This becomes most evident in the scene that finds itself at the heart of Mockingjay’s climax. I don’t want to spoil you if you don’t know how Mockingjay ends, but essentially this scene is the one that makes the series. It’s what Katniss’s journey has been building to from the beginning, the scene that ultimately drives the lessons of the series home. It is the scene on which, more than any others in the entire series, the filmmakers should linger. Instead, we hurry through it, like Francis Lawrence is desperate to get this difficult moment over with. And yes, this is not a happy moment, but it is one that matters. It is one that deserves the extra weight that comes with pausing on it, letting it sink in, so that it can resonate with the audience.
Rather than lingering on this moment, however, we instead spend loads of time on a love triangle that leads to more derisive laughter from the audience than actual investment, along with clunky dialogue rendered decent only by the immensely talented cast speaking it. Indeed, the script spends a lot of time trying to come across as being As Grim and Serious as Possible, which results in more awkward laughing at the movie than genuine laughing with it. For a film about the horrors of war, this is especially unfortunate.
Despite all this, however, Mockingjay – Part 2 is far from a bad movie. In fact, it’s actually a pretty good one, especially when you compare it to the majority of adaptations made from young adult novels. While the Hunger Games franchise’s greatest asset has always been its cast—which includes a bevy of Oscar-winners and household names—the amount of passion and detail put into constructing the world has also been key to its success, and that passion continues to be on display here. Everything about the Hunger Games world is intricate, thought-out down to the smallest detail and too complex to ever fully catch while watching. It is a feast for your eyes. Now, throw Jennifer Lawrence into a world like that, and even the most outrageous elements of The Hunger Games feel horribly real.
While Francis Lawrence might be confused about pacing, he does understand that Jennifer Lawrence is the linchpin to the series. Part 2 thrives on close ups of her face at key moments that tell us more than any exchange of dialogue ever could. She is both parts strong and weak, hardened and dissolving before our eyes, a child thrown into these terrible circumstances and a brave young woman rising to not only meet her fate head on, but to take control of it as well. She truly is the Mockingjay.
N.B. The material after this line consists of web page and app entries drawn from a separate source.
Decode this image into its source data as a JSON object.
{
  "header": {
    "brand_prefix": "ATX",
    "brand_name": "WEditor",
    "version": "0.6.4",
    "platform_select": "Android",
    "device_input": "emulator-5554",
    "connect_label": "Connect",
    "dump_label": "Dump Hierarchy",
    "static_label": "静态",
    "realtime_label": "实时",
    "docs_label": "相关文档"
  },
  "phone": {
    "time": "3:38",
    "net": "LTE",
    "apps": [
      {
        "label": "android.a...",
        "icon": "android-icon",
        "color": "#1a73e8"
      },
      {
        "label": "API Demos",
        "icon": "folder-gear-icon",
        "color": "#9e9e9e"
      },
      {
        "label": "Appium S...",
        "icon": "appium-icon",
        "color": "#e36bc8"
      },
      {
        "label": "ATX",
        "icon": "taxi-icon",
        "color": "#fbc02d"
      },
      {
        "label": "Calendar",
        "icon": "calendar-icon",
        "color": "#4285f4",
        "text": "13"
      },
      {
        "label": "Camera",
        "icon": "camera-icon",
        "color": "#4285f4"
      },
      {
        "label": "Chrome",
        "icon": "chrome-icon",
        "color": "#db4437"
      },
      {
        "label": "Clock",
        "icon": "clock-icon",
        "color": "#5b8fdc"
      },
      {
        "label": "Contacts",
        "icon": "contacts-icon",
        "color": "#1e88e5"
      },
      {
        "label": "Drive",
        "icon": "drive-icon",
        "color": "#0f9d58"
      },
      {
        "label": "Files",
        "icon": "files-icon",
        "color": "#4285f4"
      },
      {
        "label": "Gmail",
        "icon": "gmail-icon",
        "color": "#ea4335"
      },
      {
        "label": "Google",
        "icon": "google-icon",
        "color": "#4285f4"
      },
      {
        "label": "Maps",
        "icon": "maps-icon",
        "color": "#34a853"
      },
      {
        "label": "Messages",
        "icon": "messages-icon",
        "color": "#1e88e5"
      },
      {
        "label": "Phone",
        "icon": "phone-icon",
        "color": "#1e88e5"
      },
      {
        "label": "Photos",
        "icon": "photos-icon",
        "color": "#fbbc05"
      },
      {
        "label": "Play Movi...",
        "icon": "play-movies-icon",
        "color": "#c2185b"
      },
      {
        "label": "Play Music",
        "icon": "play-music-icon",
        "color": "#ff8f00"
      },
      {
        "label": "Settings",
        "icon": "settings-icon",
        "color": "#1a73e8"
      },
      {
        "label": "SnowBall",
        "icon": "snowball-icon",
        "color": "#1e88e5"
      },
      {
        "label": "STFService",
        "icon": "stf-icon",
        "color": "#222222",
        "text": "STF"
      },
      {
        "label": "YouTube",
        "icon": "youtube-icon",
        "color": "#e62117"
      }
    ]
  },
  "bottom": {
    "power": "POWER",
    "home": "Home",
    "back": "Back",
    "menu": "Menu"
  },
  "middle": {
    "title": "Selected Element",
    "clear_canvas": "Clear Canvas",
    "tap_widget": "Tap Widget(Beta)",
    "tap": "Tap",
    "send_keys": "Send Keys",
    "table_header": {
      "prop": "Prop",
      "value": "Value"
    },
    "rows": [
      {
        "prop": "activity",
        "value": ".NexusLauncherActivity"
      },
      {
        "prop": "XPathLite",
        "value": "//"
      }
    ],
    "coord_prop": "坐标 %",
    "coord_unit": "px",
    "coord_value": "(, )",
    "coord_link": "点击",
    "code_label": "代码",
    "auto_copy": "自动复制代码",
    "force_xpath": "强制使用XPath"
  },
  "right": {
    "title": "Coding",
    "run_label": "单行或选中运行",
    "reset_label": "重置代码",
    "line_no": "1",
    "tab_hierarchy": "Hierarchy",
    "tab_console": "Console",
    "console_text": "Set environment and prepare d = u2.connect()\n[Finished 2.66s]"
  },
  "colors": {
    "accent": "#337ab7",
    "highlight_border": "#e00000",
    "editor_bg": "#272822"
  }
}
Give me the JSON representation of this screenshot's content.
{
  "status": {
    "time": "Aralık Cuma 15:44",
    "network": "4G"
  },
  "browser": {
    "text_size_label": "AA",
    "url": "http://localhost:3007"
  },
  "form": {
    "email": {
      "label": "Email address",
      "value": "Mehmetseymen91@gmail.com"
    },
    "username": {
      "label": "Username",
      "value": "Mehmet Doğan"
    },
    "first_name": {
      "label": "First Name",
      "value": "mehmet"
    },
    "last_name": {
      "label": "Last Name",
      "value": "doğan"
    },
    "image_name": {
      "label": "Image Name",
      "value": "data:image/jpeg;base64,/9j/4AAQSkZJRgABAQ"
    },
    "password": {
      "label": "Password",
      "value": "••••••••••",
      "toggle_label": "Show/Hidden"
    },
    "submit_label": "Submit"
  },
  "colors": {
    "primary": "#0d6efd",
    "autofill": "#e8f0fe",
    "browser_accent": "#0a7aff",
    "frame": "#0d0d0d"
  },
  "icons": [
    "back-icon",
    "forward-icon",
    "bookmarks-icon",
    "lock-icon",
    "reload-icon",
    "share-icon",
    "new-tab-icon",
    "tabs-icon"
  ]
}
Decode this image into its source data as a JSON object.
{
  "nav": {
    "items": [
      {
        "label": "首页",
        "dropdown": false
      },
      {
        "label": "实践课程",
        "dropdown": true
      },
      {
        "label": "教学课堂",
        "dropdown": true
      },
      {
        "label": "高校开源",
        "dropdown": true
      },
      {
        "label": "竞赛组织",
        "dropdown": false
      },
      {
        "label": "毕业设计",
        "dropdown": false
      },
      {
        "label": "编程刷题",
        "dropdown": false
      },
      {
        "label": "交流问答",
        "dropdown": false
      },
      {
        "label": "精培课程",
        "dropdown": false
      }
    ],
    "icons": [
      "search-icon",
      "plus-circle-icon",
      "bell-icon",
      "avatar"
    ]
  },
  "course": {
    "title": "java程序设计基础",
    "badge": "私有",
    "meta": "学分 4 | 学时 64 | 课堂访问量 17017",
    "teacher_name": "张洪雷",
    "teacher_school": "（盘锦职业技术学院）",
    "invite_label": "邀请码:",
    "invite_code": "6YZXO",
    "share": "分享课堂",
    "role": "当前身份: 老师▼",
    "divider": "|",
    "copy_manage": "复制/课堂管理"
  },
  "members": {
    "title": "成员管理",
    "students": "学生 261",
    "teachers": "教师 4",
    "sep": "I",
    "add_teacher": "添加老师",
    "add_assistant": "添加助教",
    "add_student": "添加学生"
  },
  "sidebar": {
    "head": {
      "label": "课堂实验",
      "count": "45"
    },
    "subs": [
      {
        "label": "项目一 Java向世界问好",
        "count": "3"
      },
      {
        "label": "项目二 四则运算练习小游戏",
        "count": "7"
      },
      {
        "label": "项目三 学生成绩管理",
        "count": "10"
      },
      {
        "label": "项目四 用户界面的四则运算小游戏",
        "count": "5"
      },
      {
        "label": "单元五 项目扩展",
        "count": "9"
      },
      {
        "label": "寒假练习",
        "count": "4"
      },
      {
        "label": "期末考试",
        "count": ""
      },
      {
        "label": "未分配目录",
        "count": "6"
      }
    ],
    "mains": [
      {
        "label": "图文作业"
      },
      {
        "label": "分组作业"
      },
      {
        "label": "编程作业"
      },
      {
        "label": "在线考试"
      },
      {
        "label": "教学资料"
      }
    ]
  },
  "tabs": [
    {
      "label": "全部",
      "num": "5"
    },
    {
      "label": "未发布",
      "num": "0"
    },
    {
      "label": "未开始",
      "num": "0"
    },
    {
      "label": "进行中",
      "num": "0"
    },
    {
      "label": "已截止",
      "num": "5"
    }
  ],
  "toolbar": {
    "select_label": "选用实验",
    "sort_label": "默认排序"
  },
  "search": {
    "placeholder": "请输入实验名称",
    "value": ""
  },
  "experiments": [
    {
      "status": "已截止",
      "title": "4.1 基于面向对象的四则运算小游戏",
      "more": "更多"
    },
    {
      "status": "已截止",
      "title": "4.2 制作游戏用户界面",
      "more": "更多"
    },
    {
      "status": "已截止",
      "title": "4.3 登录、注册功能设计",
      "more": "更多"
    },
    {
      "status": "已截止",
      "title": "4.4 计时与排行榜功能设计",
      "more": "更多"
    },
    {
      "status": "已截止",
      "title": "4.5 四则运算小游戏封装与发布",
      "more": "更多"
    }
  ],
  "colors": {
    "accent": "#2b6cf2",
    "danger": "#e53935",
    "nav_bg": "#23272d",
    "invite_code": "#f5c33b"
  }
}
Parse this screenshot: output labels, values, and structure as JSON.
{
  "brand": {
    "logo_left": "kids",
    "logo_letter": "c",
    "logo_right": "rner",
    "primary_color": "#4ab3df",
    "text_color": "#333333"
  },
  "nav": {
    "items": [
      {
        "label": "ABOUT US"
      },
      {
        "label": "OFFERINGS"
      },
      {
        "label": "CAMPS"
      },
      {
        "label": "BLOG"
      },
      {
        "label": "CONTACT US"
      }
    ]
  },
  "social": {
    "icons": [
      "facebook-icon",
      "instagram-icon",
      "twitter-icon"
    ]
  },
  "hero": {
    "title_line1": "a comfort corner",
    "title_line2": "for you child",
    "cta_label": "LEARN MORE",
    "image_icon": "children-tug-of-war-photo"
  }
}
So: Mockingjay – Part 2 is not the best film ever made. In fact, it’s a far cry from even the best film in the Hunger Games series. But despite this, it does its best to give moviegoers a valid and satisfying conclusion to arguably one of the best book-to-film franchises ever to come out of Hollywood.
More than anything, Mockingjay – Part 2 is a reminder that this series has been a fantastic ride. And for that I’ll always be grateful.
The Hunger Games: Mockingjay – Part 2 is in theaters now. Tickets are available for showings at both Goodrich Quality 16 and Ann Arbor 20 (Rave).